When triathletes pack up all their gear to head to the Perth Triathlon on race day morning, one of the most important items they include is their contribution to the post-race buffet lunch. Participants have to declare on their entry form what food they’ll bring, and race volunteers pitch in to ensure there’s always a perfect balance of salads, main dishes and desserts.
Race director Kris Plant says the community triathlon, held in June in Perth, is a fundraiser for the Perth indoor pool and the Stingrays, the town’s youth swim team. The town of Perth is a summer tourist destination on the Tay River in eastern Ontario. The entry fees are reasonable and the triathlon can be done as a team or individual event. The tri consists of a 500m swim in the indoor Perth pool, a 16k bike, and a 3k run. The transition area is right outside the pool’s on-deck double doors. There’s also a duathlon with a 3k run substituted for the 500m swim.
Swimmers go off in heats, with two swimmers sharing a lane and a maximum of twelve swimmers in each heat. Each swimmer must have a lap counter, so there’s lots of on-deck cooperation as swimmers in slower heats introduce themselves to swimmers in faster heats and ask them to count laps. Swimmers in the first few heats, who might take up to 20 minutes to complete the swim, are often able to finish their race and return to the pool bleachers to join spectators watching the drama of the fastest swimmers in the last few heats.
Claude Dreano was the women’s winner last year with a time of 49:47. She says she loves the friendly atmosphere of the race. “My Ottawa club comes to this race as a group, and since it’s a small field, I really feel like I am part of a team. I love the bike course. There are never too many riders on the road, so you can ride it as a time trial. Most of all, I like the potluck and awards ceremony-it’s great that people stay around after the race.”
Brockville’s Kevin Beatty, a noted Canadian long distance runner and last year’s male winner with a blistering time of 41:45, was amazed at how much of a challenge the relatively short course presented. “The beauty of the Perth triathlon is that it forces you to go faster. People are racing, and because of the shorter distances they are racing hard. Just because it’s a short race doesn’t mean it doesn’t hurt-it’s just a different kind of hurt that you rarely get in training or in longer races. The Perth tri offers a chance to go all out, 100 percent in all three disciplines, and test your maximum speeds in a race environment.” Beatty says he was also impressed with the personal e-mails sent to participants by the race director before and after the race.
The triathlon is capped at 150 entrants and there is no limit on the number of entries allowed in the duathlon. The race, which has been an annual tradition in Perth for more than two decades, attracts local athletes, a big contingent from Ottawa, and others from nearby communities such as Merrickville, Jasper and Smiths Falls. It’s not unusual to see three generations of one family competing as a team or against one another, and it’s the kind of race where many participants have come back year after year in the race’s 23-year history.
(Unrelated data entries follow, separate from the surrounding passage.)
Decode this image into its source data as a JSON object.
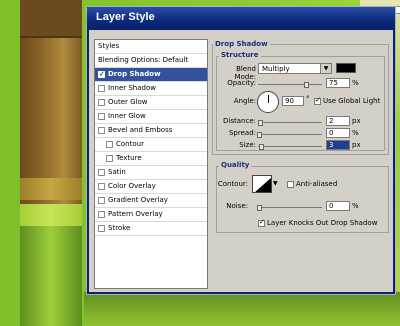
{
  "window": {
    "title": "Layer Style"
  },
  "styles_list": {
    "header": "Styles",
    "items": [
      {
        "label": "Blending Options: Default",
        "checkbox": false
      },
      {
        "label": "Drop Shadow",
        "checkbox": true,
        "selected": true
      },
      {
        "label": "Inner Shadow",
        "checkbox": true
      },
      {
        "label": "Outer Glow",
        "checkbox": true
      },
      {
        "label": "Inner Glow",
        "checkbox": true
      },
      {
        "label": "Bevel and Emboss",
        "checkbox": true
      },
      {
        "label": "Contour",
        "checkbox": true,
        "indent": true
      },
      {
        "label": "Texture",
        "checkbox": true,
        "indent": true
      },
      {
        "label": "Satin",
        "checkbox": true
      },
      {
        "label": "Color Overlay",
        "checkbox": true
      },
      {
        "label": "Gradient Overlay",
        "checkbox": true
      },
      {
        "label": "Pattern Overlay",
        "checkbox": true
      },
      {
        "label": "Stroke",
        "checkbox": true
      }
    ]
  },
  "drop_shadow": {
    "section_title": "Drop Shadow",
    "structure_title": "Structure",
    "blend_mode_label": "Blend Mode:",
    "blend_mode_value": "Multiply",
    "shadow_color": "#000000",
    "opacity_label": "Opacity:",
    "opacity_value": "75",
    "opacity_unit": "%",
    "angle_label": "Angle:",
    "angle_value": "90",
    "angle_unit": "°",
    "use_global_light_label": "Use Global Light",
    "use_global_light_checked": true,
    "distance_label": "Distance:",
    "distance_value": "2",
    "distance_unit": "px",
    "spread_label": "Spread:",
    "spread_value": "0",
    "spread_unit": "%",
    "size_label": "Size:",
    "size_value": "3",
    "size_unit": "px"
  },
  "quality": {
    "title": "Quality",
    "contour_label": "Contour:",
    "anti_aliased_label": "Anti-aliased",
    "anti_aliased_checked": false,
    "noise_label": "Noise:",
    "noise_value": "0",
    "noise_unit": "%",
    "knockout_label": "Layer Knocks Out Drop Shadow",
    "knockout_checked": true
  }
}
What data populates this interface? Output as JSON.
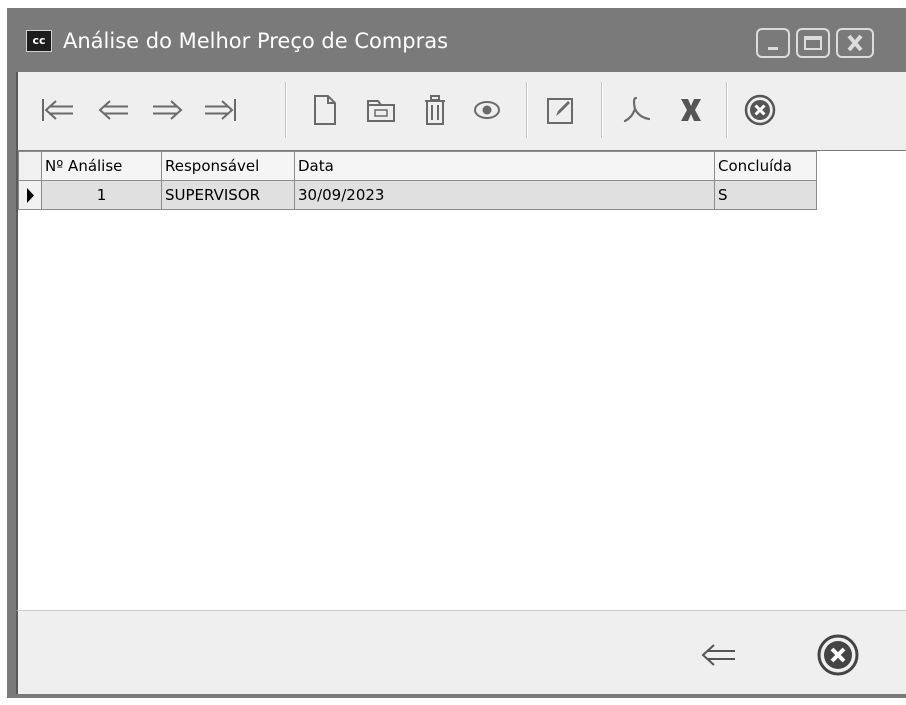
{
  "window": {
    "title": "Análise do Melhor Preço de Compras",
    "app_icon_text": "cc"
  },
  "toolbar": {
    "buttons": [
      {
        "name": "first-record",
        "icon": "first-arrow-icon"
      },
      {
        "name": "previous-record",
        "icon": "left-arrow-icon"
      },
      {
        "name": "next-record",
        "icon": "right-arrow-icon"
      },
      {
        "name": "last-record",
        "icon": "last-arrow-icon"
      },
      {
        "name": "new-record",
        "icon": "new-document-icon"
      },
      {
        "name": "open-record",
        "icon": "folder-icon"
      },
      {
        "name": "delete-record",
        "icon": "trash-icon"
      },
      {
        "name": "view-record",
        "icon": "eye-icon"
      },
      {
        "name": "edit-record",
        "icon": "edit-icon"
      },
      {
        "name": "export-pdf",
        "icon": "pdf-icon"
      },
      {
        "name": "export-excel",
        "icon": "excel-icon"
      },
      {
        "name": "close",
        "icon": "close-circle-icon"
      }
    ]
  },
  "grid": {
    "columns": [
      "Nº Análise",
      "Responsável",
      "Data",
      "Concluída"
    ],
    "rows": [
      {
        "numero": "1",
        "responsavel": "SUPERVISOR",
        "data": "30/09/2023",
        "concluida": "S"
      }
    ]
  },
  "footer": {
    "buttons": [
      {
        "name": "back",
        "icon": "back-arrow-icon"
      },
      {
        "name": "close",
        "icon": "close-circle-icon"
      }
    ]
  }
}
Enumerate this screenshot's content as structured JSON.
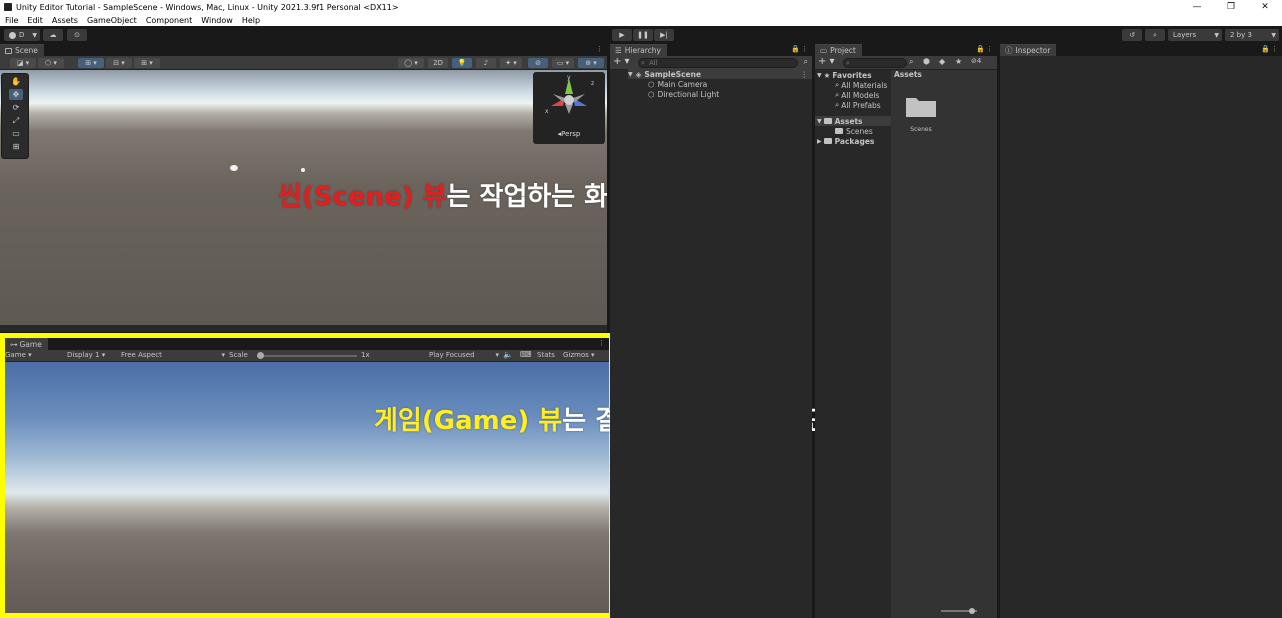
{
  "window": {
    "title": "Unity Editor Tutorial - SampleScene - Windows, Mac, Linux - Unity 2021.3.9f1 Personal <DX11>",
    "controls": [
      "—",
      "❐",
      "✕"
    ]
  },
  "menu": [
    "File",
    "Edit",
    "Assets",
    "GameObject",
    "Component",
    "Window",
    "Help"
  ],
  "toolbar": {
    "account_label": "D",
    "layers_label": "Layers",
    "layout_label": "2 by 3"
  },
  "scene": {
    "tab_label": "Scene",
    "toggle_2d": "2D",
    "projection": "Persp",
    "axes": {
      "y": "y",
      "x": "x",
      "z": "z"
    }
  },
  "game": {
    "tab_label": "Game",
    "mode": "Game",
    "display": "Display 1",
    "aspect": "Free Aspect",
    "scale_label": "Scale",
    "scale_value": "1x",
    "play_mode": "Play Focused",
    "stats": "Stats",
    "gizmos": "Gizmos"
  },
  "hierarchy": {
    "tab_label": "Hierarchy",
    "search_placeholder": "All",
    "scene_name": "SampleScene",
    "items": [
      "Main Camera",
      "Directional Light"
    ]
  },
  "project": {
    "tab_label": "Project",
    "favorites_label": "Favorites",
    "favorites": [
      "All Materials",
      "All Models",
      "All Prefabs"
    ],
    "assets_label": "Assets",
    "assets_children": [
      "Scenes"
    ],
    "packages_label": "Packages",
    "breadcrumb": "Assets",
    "folder_tile": "Scenes",
    "hidden_count": "4"
  },
  "inspector": {
    "tab_label": "Inspector"
  },
  "annotations": {
    "scene_part1": "씬(Scene) 뷰",
    "scene_part2": "는 작업하는 화면",
    "game_part1": "게임(Game) 뷰",
    "game_part2": "는 결과물이 나오는 화면"
  },
  "colors": {
    "highlight_frame": "#ffff00",
    "scene_annot": "#e02020",
    "game_annot": "#ffee22",
    "annot_text": "#ffffff",
    "selected_tool": "#46607c"
  }
}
As volunteer race director and triathlete Kris Plant observes, “Small races like this one run by volunteers are the heart and soul of triathlon in Canada.”
For more information, please go to www.perthtriathlon.ca.